[Items from a data source]
Start of Block

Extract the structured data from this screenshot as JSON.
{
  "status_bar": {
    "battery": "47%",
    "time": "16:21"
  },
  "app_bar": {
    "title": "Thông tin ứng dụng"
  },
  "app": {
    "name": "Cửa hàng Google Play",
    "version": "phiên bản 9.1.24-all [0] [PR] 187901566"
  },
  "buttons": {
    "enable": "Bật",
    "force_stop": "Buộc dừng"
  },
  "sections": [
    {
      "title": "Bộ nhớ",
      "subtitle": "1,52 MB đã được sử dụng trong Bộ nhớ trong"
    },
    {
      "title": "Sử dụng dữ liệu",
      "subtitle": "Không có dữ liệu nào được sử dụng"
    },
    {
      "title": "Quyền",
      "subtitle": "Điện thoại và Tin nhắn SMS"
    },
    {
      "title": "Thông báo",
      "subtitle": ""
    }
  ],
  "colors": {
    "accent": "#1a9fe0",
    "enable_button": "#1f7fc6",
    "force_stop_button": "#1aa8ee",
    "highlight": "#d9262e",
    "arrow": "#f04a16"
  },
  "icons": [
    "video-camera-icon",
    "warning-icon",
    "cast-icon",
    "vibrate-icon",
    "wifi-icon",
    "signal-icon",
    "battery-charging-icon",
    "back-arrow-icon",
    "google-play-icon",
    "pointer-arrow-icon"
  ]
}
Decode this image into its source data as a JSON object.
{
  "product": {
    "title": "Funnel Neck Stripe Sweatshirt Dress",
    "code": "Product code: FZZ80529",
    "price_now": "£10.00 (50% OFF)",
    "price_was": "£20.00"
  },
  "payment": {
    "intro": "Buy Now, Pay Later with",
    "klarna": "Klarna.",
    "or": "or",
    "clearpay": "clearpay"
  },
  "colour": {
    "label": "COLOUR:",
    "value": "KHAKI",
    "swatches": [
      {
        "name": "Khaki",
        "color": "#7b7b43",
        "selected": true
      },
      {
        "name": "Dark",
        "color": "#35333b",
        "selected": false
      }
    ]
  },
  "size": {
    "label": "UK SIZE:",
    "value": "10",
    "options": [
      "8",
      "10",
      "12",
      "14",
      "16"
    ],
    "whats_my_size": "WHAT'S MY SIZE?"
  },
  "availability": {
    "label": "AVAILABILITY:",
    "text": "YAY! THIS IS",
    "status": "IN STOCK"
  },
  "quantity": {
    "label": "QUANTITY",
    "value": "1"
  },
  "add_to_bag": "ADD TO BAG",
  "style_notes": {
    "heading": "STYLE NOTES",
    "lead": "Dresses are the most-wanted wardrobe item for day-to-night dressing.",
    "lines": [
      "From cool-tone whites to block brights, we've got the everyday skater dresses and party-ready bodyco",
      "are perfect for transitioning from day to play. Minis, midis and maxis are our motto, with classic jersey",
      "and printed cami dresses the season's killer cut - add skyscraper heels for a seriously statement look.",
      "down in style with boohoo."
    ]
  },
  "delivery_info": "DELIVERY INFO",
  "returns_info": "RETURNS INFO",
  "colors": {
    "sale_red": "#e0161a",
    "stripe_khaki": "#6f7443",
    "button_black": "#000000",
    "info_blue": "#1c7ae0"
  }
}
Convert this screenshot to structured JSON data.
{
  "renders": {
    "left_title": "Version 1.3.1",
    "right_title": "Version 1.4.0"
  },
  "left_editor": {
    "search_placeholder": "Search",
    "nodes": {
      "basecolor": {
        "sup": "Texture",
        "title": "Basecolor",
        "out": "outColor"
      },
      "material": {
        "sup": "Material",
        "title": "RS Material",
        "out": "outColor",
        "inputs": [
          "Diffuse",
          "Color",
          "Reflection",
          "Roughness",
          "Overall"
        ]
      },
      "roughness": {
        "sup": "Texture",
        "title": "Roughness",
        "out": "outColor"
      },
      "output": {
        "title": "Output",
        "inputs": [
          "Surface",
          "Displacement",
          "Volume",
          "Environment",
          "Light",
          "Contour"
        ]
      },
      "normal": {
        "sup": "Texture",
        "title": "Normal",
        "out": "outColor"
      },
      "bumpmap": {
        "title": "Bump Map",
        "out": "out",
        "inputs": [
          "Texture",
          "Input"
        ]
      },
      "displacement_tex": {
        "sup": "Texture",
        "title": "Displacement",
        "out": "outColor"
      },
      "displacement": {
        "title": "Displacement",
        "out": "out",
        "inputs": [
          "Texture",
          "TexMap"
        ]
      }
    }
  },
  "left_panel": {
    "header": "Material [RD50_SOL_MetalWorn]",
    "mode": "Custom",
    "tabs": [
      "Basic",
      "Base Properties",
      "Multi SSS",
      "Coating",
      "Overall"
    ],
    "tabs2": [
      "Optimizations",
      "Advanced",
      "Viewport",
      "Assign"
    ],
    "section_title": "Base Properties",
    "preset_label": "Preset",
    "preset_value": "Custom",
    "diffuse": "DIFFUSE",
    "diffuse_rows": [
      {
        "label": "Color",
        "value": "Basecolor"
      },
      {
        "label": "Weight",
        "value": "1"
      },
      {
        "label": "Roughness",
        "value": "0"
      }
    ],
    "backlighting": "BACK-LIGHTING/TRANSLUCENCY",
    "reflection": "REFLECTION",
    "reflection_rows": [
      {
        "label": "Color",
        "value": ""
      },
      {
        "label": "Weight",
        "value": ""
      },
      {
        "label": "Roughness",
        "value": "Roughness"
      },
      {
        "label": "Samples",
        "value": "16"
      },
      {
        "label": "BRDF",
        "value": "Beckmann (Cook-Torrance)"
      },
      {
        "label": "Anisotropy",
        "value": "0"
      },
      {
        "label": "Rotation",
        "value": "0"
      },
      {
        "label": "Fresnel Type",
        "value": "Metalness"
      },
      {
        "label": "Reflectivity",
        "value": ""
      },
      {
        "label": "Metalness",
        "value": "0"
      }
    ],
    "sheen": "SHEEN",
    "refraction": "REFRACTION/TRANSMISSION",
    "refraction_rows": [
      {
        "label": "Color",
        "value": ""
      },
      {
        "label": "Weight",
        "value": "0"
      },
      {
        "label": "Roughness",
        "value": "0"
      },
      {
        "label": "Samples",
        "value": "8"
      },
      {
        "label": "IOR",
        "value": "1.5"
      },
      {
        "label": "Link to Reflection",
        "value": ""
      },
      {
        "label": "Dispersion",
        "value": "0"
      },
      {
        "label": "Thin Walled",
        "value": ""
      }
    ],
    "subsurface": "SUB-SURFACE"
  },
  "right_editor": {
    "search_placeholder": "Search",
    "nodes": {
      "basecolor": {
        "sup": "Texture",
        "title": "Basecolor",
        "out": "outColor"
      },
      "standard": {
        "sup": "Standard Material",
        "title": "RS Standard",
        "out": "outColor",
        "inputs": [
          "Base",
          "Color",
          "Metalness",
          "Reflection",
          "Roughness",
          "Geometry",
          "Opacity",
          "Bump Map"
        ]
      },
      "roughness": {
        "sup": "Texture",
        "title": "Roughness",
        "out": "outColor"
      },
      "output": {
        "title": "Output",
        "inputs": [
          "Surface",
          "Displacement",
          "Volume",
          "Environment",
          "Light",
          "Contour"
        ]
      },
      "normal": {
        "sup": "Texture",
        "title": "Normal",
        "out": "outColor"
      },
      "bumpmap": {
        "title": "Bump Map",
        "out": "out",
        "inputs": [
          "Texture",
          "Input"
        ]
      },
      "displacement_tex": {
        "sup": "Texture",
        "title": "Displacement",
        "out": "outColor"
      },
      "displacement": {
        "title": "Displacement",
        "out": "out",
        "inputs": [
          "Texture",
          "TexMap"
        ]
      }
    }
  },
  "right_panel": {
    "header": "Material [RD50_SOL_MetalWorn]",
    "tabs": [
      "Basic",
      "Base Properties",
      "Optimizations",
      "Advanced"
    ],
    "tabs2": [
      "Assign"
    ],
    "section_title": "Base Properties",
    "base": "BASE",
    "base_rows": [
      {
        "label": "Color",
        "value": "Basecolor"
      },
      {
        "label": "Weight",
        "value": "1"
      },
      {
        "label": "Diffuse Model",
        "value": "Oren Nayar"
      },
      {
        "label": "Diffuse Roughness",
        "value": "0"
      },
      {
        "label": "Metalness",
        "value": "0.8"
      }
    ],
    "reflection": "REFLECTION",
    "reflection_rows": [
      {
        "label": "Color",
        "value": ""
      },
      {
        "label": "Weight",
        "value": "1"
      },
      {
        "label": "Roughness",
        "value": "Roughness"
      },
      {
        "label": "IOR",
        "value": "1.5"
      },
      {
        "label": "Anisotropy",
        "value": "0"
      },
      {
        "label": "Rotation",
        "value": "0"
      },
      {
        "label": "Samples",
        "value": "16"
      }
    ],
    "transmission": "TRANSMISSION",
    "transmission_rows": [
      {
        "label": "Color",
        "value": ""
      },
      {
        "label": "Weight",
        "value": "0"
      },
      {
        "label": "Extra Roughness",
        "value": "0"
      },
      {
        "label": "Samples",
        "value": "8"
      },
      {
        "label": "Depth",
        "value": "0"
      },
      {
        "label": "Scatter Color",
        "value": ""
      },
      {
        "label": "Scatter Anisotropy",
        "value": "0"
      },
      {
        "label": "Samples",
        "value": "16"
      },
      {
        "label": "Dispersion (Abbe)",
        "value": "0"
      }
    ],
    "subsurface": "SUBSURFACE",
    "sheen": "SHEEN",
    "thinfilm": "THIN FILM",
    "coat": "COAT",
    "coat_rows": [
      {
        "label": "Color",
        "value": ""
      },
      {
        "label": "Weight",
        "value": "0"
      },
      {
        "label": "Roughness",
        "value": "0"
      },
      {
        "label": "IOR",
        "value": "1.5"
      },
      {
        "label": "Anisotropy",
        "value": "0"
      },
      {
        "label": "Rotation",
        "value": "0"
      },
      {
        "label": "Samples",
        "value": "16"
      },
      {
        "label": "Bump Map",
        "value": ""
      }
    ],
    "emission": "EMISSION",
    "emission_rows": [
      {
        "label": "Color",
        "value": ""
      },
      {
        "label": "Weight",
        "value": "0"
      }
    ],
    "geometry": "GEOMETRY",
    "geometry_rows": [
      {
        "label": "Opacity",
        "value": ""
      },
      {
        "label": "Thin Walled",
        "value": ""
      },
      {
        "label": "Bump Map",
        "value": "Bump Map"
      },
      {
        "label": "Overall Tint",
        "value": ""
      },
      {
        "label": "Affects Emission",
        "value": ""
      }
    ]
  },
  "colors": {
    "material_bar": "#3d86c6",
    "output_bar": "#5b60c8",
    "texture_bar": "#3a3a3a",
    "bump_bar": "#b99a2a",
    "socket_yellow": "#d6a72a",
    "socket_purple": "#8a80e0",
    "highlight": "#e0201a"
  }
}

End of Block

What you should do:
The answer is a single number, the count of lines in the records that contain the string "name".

Response box:
3